What the task requires =>
Give the entries below again, word for word, and leave out the images.

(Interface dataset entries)
........

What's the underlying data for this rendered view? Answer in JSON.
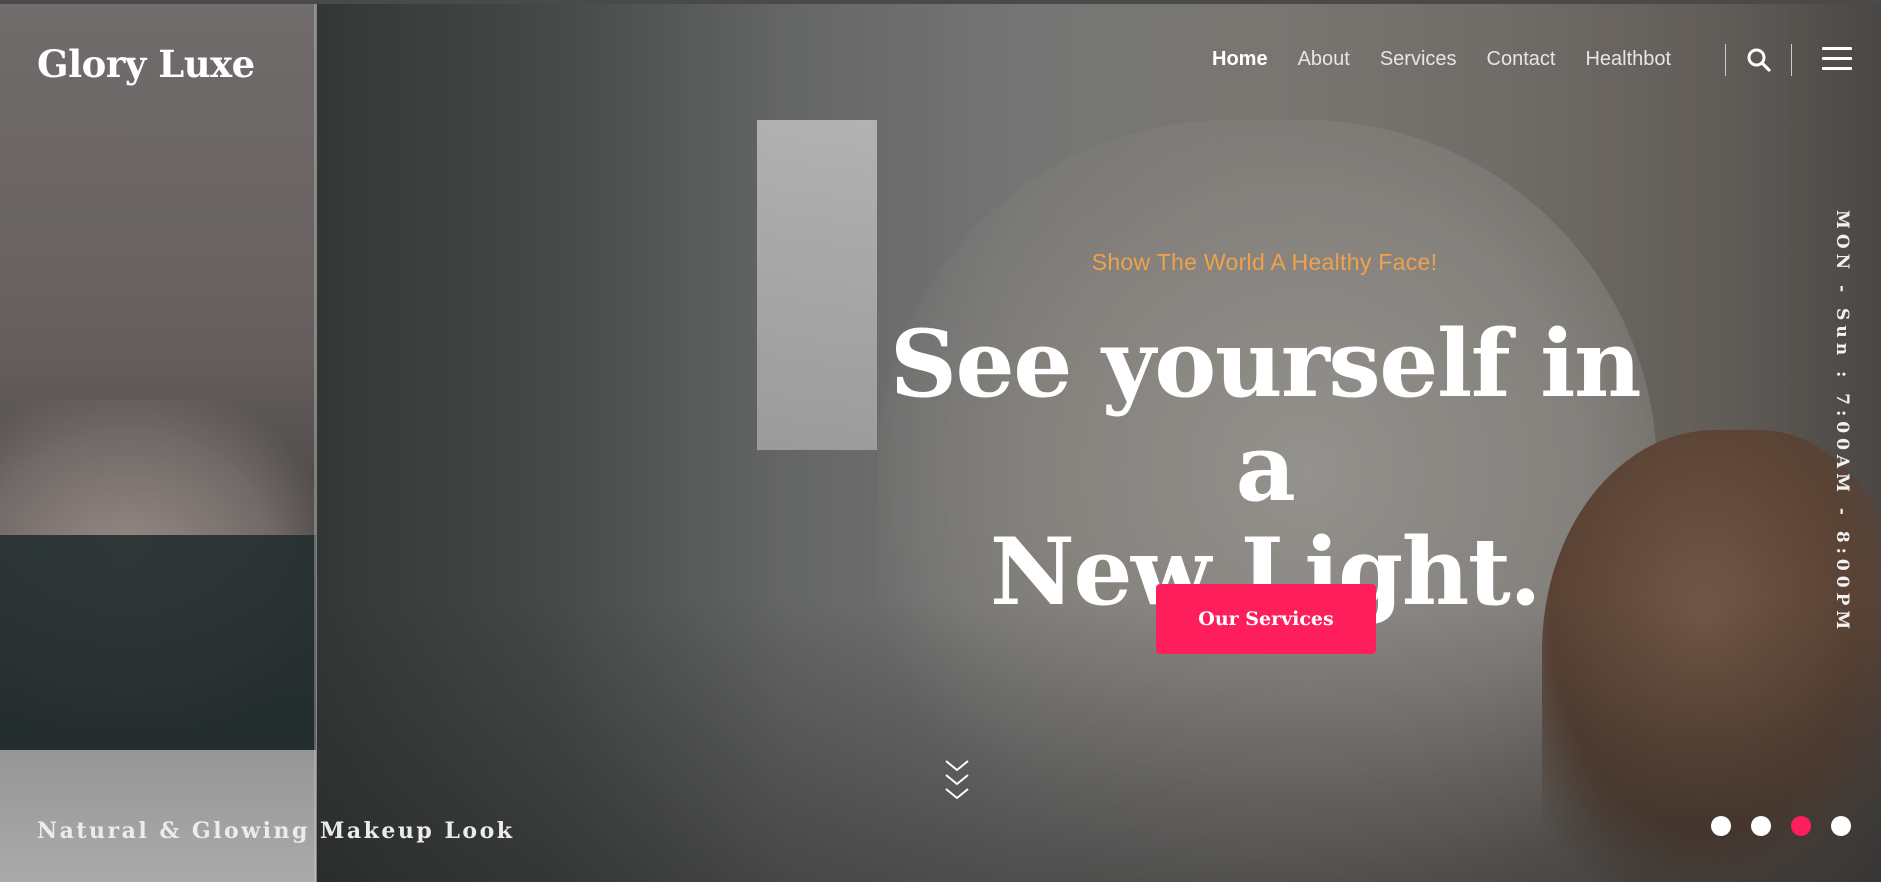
{
  "brand": {
    "name": "Glory Luxe"
  },
  "nav": {
    "items": [
      {
        "label": "Home",
        "active": true
      },
      {
        "label": "About",
        "active": false
      },
      {
        "label": "Services",
        "active": false
      },
      {
        "label": "Contact",
        "active": false
      },
      {
        "label": "Healthbot",
        "active": false
      }
    ],
    "search_icon": "search-icon",
    "menu_icon": "hamburger-menu-icon"
  },
  "hero": {
    "tagline": "Show The World A Healthy Face!",
    "headline_line1": "See yourself in a",
    "headline_line2": "New Light.",
    "cta_label": "Our Services",
    "scroll_icon": "chevrons-down-icon",
    "caption": "Natural & Glowing Makeup Look",
    "hours": "MON - Sun : 7:00AM - 8:00PM"
  },
  "slider": {
    "slide_count": 4,
    "active_index": 2
  },
  "colors": {
    "accent": "#fd1e5b",
    "tagline": "#f0a14b",
    "text": "#ffffff"
  }
}
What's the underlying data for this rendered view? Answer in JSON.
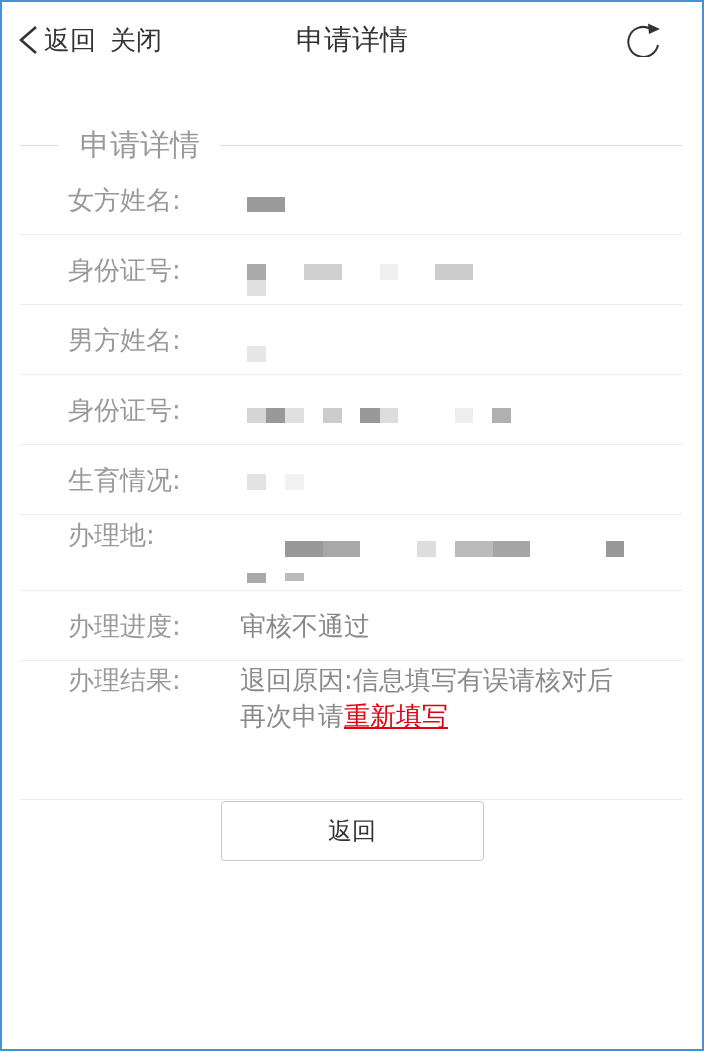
{
  "header": {
    "back": "返回",
    "close": "关闭",
    "title": "申请详情"
  },
  "section": {
    "title": "申请详情"
  },
  "rows": [
    {
      "label": "女方姓名:",
      "kind": "redacted"
    },
    {
      "label": "身份证号:",
      "kind": "redacted"
    },
    {
      "label": "男方姓名:",
      "kind": "redacted"
    },
    {
      "label": "身份证号:",
      "kind": "redacted"
    },
    {
      "label": "生育情况:",
      "kind": "redacted"
    },
    {
      "label": "办理地:",
      "kind": "redacted"
    },
    {
      "label": "办理进度:",
      "kind": "text",
      "value": "审核不通过"
    },
    {
      "label": "办理结果:",
      "kind": "result",
      "value": "退回原因:信息填写有误请核对后再次申请",
      "link": "重新填写"
    }
  ],
  "button": "返回"
}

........

Answer space =>
What's the underlying data for this rendered view? Answer in JSON.
{
  "brand": {
    "name": "Glory Luxe"
  },
  "nav": {
    "items": [
      {
        "label": "Home",
        "active": true
      },
      {
        "label": "About",
        "active": false
      },
      {
        "label": "Services",
        "active": false
      },
      {
        "label": "Contact",
        "active": false
      },
      {
        "label": "Healthbot",
        "active": false
      }
    ],
    "search_icon": "search-icon",
    "menu_icon": "hamburger-menu-icon"
  },
  "hero": {
    "tagline": "Show The World A Healthy Face!",
    "headline_line1": "See yourself in a",
    "headline_line2": "New Light.",
    "cta_label": "Our Services",
    "scroll_icon": "chevrons-down-icon",
    "caption": "Natural & Glowing Makeup Look",
    "hours": "MON - Sun : 7:00AM - 8:00PM"
  },
  "slider": {
    "slide_count": 4,
    "active_index": 2
  },
  "colors": {
    "accent": "#fd1e5b",
    "tagline": "#f0a14b",
    "text": "#ffffff"
  }
}
What's the underlying data for this rendered view? Answer in JSON.
{
  "header": {
    "back": "返回",
    "close": "关闭",
    "title": "申请详情"
  },
  "section": {
    "title": "申请详情"
  },
  "rows": [
    {
      "label": "女方姓名:",
      "kind": "redacted"
    },
    {
      "label": "身份证号:",
      "kind": "redacted"
    },
    {
      "label": "男方姓名:",
      "kind": "redacted"
    },
    {
      "label": "身份证号:",
      "kind": "redacted"
    },
    {
      "label": "生育情况:",
      "kind": "redacted"
    },
    {
      "label": "办理地:",
      "kind": "redacted"
    },
    {
      "label": "办理进度:",
      "kind": "text",
      "value": "审核不通过"
    },
    {
      "label": "办理结果:",
      "kind": "result",
      "value": "退回原因:信息填写有误请核对后再次申请",
      "link": "重新填写"
    }
  ],
  "button": "返回"
}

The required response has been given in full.